These can lead to blockages in drains and sewers, putting homes at risk of sewer flooding – when wastewater backs up, it can spill out of toilets, sinks or manholes. Southern Water’s wastewater manager, Simon Parker, said: “Along with wet wipes, sanitary products and other non-biodegradable items flushed down toilets, fat is one of the biggest culprits in sewer blockages. These blockages can cause toilets, sinks and baths to overflow inside homes, costing families hundreds of pounds to clear. That’s why we ask customers to only flush the three Ps – pee, poo and paper.

“Everything else should be put in the bin.”
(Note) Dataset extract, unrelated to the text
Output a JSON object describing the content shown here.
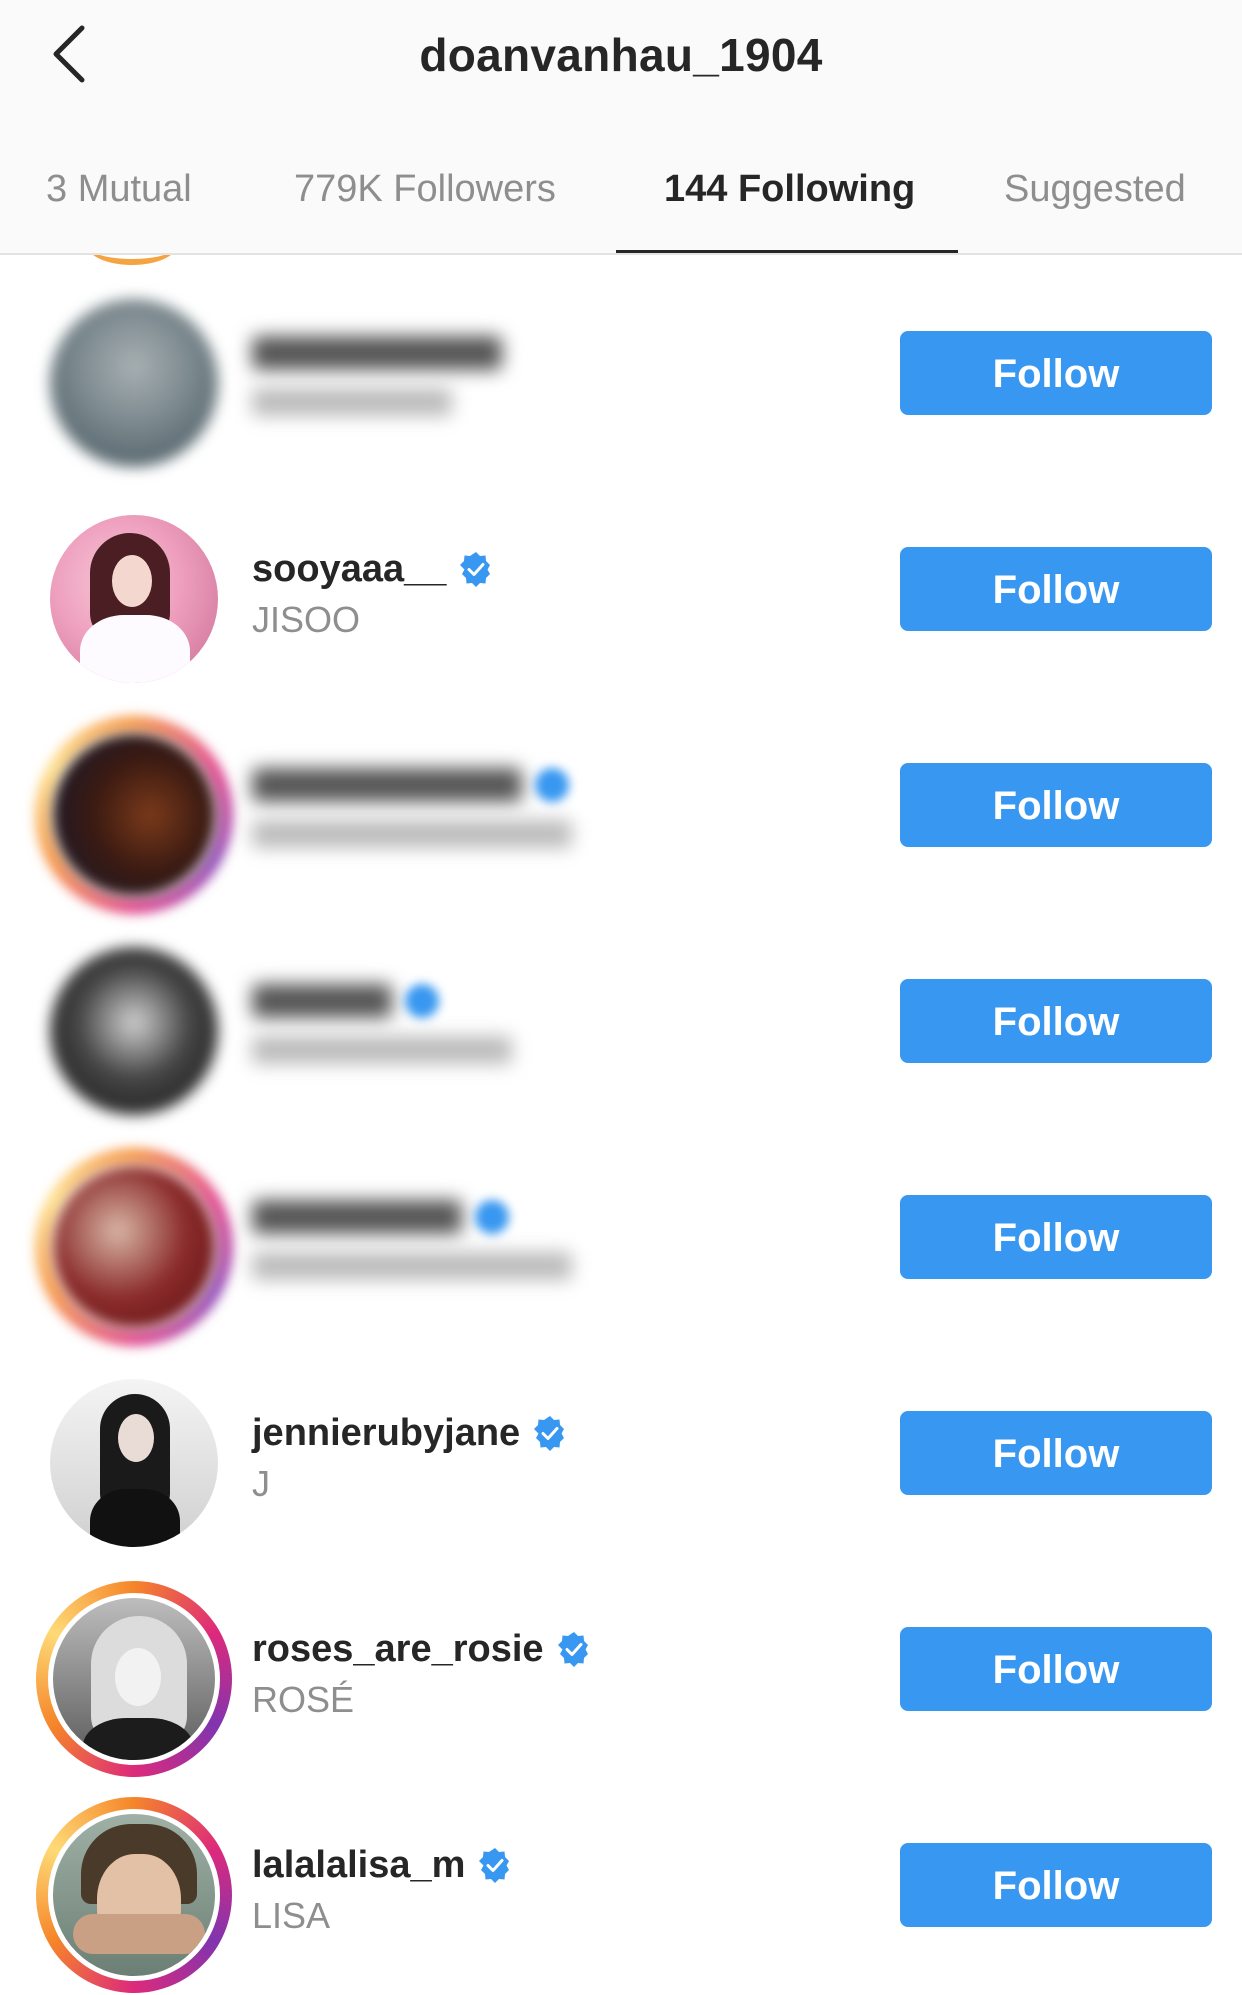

Sewer engineer Stuart Slark is one of a team that goes down into some of the region’s larger sewers to clear build-ups of fat, wipes and other things that people flush away.

He said: “It’s a dirty job but someone’s got to do it. Often, the fat settles on top of the wastewater in the sewer and floats down like a raft.

“These rafts can be up to two feet thick and about six feet long. We have to break them up so the tanker can get them out. It’s pretty grim work.”

Customers can help prevent blockages by not pouring fat and cooking oils, including vegetable and nut oils, down kitchen sinks.

Small amounts of oil can be disposed of by wiping pans with paper towels which can then be thrown in the bin. Oil can also be transferred into containers, once they have cooled, before being thrown away or taken to a local tip. For more advice, visit www.southernwater.co.uk/bagitbinit